  • The flaps will cause some nose down attitude.  Compensate with nose up trim.  It is normal for the model to need around 4-5 degrees of nose up trim with full flaps selected.

  • When flying at the correct speed on the glideslope, the One-eleven should be level, showing zero degrees of pitch on the Attitude Indicator.

  • Be aware of the maximum landing weights & their speeds.  While the aircraft can land safely at full weight, over weight landings were only done in an emergency.

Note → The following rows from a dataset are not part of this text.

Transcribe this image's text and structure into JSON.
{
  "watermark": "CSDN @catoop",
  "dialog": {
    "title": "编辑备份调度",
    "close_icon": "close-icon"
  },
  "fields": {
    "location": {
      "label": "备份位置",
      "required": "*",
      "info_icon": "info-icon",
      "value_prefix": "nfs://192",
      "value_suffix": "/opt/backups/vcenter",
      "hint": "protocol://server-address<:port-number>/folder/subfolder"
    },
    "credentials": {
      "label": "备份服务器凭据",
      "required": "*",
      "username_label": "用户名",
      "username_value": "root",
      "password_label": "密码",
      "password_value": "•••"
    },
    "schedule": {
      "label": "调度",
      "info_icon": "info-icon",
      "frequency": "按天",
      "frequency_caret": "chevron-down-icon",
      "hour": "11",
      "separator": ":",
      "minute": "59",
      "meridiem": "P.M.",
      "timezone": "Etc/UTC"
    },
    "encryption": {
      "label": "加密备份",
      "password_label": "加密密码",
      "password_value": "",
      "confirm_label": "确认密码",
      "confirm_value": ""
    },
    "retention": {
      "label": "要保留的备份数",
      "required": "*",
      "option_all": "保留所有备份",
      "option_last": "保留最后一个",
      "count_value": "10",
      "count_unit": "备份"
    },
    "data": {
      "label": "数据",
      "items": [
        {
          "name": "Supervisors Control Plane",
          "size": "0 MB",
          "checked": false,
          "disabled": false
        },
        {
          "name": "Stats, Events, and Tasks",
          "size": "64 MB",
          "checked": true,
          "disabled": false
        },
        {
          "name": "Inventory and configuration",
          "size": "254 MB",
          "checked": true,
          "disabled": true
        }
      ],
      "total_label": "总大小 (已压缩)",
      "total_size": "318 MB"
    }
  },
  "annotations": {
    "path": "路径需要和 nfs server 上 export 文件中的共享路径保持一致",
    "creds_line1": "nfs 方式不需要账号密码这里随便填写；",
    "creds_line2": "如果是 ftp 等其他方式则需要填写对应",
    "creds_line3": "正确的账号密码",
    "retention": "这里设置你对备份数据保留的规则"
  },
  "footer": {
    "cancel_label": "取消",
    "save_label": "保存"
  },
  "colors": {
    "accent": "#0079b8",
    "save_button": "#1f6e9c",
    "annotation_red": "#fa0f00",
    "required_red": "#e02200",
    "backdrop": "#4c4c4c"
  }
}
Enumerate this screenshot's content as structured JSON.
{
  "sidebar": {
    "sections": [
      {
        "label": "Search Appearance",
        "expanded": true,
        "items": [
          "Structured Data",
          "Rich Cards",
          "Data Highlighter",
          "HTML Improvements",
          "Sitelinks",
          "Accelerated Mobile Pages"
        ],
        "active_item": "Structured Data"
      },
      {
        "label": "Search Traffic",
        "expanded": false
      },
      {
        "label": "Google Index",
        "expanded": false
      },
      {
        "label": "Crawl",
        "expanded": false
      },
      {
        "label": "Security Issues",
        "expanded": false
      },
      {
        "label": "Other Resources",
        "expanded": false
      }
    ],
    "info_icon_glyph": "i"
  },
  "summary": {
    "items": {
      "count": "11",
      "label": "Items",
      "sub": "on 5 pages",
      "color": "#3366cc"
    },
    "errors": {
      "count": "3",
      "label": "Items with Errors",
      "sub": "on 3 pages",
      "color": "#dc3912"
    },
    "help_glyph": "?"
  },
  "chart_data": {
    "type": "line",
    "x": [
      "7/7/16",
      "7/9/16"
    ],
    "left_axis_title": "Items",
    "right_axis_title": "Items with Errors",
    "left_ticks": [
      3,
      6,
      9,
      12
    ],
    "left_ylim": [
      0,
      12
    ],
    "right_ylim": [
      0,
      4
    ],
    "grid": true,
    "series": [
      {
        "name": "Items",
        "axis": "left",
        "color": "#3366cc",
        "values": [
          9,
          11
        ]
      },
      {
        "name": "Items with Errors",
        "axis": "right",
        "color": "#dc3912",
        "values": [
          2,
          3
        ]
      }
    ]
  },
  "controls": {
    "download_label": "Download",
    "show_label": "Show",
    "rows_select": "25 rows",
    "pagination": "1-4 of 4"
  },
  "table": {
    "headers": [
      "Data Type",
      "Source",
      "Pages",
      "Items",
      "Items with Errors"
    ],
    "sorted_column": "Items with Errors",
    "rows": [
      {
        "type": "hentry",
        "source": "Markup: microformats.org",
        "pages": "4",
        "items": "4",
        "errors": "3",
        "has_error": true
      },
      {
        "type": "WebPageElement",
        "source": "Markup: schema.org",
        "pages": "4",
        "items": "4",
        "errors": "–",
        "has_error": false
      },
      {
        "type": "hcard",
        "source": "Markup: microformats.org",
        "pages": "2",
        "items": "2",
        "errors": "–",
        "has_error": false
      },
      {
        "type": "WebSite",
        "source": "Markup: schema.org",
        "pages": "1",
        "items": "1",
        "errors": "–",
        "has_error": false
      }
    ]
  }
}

Normal landing weights will give Vat speeds of between 115 & 135 kts.

  • This 1-11 does not have auto spoilers.  Extend spoilers when main wheels are down.  Lift dumpers will also extend when aircraft is on the ground (except 200 series).

  • For best results with landing the 1-11, it was normal to leave the power on until just before touchdown, rather than using a prolonged hold off with large flare.  It is normal to touchdown fairly flat, almost on all three wheels.

Range, Payload & Fuel
  • With a maximum payload, the amount of fuel must be limited to keep below the maximum takeoff weight (MTOW)
    The model is set up for maximum range, with a full fuel load & a light payload.  If you would like to carry more payload, you will need to reduce the fuel to make MTOW.

  • Maximum payload is 26,000 lb for the 500,  23,000 lb for the 510 & 20,500 lb for the 475.

  • The models are all set up to be under MTOW, with maximum fuel load by default.